Brief
Go through the data below and count every line that has the word "状态良好". Return only the count.

Element data from apps and pages:

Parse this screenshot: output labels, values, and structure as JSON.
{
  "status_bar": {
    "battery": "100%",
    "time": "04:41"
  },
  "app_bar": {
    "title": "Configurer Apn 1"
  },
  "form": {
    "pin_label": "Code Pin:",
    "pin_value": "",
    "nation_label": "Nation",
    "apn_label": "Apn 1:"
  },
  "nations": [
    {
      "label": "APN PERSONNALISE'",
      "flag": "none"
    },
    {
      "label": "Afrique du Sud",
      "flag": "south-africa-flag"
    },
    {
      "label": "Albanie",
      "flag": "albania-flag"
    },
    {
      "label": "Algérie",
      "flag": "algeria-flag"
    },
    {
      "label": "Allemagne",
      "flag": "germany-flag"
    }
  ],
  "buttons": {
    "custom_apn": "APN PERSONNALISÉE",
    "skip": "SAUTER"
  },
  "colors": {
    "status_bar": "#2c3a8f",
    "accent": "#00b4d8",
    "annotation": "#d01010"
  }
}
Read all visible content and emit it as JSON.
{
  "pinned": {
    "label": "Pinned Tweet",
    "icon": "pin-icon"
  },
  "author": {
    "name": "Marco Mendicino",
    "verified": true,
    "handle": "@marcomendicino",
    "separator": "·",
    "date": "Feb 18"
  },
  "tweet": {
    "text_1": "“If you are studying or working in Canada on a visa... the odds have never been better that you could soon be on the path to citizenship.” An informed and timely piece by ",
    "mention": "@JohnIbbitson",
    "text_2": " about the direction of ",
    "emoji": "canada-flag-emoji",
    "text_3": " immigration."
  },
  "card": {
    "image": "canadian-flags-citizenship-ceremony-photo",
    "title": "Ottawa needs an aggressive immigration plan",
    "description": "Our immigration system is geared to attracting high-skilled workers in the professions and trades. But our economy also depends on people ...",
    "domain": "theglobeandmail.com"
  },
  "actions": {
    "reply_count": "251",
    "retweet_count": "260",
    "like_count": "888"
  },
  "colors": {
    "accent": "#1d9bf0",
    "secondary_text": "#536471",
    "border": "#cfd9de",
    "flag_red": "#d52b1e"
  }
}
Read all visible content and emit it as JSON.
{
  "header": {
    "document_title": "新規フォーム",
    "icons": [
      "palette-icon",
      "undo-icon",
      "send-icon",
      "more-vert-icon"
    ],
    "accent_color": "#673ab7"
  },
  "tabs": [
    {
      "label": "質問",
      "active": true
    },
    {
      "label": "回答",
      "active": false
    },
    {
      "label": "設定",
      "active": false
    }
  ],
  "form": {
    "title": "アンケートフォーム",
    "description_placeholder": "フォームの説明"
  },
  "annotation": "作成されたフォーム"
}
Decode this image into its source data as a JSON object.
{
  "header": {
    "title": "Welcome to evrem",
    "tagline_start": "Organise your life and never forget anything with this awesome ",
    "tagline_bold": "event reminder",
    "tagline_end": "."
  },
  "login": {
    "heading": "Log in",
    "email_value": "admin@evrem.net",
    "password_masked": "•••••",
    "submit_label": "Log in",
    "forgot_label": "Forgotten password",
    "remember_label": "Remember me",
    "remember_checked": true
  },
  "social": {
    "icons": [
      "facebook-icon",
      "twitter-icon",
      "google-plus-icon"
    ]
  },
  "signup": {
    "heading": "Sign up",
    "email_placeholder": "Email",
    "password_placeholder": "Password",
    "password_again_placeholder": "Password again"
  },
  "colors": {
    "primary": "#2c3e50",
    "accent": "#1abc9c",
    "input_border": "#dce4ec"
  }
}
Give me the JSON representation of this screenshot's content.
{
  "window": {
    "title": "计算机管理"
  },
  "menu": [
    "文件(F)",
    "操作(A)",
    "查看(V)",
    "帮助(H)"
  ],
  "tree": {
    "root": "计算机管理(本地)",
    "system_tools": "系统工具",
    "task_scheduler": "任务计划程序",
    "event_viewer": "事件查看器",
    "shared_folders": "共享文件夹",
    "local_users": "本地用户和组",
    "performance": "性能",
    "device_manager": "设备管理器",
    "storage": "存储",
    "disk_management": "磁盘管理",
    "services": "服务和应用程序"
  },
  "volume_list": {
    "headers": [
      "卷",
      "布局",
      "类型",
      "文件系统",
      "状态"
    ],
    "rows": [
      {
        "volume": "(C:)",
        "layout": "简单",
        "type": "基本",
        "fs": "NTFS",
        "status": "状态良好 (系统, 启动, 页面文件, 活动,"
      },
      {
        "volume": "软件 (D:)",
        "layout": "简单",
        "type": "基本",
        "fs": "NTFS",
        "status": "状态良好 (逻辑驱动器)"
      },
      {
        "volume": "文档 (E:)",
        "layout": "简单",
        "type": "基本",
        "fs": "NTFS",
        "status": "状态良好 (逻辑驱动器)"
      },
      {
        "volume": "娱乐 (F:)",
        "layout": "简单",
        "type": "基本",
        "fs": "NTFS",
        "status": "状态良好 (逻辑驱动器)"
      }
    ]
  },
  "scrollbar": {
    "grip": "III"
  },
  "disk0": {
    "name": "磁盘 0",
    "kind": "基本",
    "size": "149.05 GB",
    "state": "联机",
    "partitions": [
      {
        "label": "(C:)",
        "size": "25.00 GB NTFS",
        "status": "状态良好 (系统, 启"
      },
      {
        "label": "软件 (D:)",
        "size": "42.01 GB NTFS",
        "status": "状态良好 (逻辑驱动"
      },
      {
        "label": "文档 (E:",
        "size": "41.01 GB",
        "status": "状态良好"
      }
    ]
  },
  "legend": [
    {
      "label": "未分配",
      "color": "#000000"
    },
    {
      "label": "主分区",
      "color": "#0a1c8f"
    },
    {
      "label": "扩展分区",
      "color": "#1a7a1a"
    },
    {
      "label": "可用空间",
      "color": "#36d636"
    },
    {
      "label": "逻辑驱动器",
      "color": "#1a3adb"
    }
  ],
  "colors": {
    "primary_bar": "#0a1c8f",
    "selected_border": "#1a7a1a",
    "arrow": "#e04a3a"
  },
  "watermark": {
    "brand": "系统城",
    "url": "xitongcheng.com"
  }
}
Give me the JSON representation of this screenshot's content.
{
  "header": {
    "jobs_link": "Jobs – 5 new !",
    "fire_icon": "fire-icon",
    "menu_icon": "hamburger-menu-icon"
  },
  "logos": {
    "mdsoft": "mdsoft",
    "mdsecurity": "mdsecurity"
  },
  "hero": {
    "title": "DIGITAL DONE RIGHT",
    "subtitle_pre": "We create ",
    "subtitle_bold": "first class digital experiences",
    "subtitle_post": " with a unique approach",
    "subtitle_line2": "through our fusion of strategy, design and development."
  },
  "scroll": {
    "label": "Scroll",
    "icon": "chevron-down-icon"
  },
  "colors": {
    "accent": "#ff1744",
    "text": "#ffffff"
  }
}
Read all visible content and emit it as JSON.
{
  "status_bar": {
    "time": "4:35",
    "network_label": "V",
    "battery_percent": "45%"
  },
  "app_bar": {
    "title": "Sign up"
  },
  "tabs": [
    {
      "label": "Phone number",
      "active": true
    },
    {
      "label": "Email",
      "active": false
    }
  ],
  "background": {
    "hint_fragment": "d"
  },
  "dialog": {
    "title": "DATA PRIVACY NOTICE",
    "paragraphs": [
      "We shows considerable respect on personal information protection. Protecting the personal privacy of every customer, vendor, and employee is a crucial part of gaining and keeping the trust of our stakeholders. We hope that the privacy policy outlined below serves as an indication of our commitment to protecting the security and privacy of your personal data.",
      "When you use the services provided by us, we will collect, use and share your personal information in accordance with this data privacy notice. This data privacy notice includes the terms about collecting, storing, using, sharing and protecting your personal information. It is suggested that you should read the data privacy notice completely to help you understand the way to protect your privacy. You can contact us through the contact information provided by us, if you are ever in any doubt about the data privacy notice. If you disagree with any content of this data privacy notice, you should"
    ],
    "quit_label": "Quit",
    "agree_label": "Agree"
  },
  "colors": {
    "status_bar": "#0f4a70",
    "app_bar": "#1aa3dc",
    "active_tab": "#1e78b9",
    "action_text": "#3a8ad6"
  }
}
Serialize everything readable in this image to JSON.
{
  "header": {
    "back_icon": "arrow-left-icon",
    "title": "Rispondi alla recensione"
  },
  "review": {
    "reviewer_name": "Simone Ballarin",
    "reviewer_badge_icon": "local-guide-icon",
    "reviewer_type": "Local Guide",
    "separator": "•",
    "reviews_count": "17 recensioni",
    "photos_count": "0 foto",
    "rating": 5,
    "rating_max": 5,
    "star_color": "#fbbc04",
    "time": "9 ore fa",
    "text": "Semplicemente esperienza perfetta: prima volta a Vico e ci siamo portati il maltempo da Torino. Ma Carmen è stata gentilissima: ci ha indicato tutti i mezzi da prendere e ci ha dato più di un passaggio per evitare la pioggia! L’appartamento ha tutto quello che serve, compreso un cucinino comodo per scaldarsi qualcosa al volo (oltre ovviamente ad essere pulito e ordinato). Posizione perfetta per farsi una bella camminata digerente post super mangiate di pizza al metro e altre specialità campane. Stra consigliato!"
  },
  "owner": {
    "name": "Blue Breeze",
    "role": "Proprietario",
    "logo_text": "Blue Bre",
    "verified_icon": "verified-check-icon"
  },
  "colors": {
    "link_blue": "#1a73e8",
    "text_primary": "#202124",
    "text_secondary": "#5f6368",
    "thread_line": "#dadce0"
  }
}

Response
7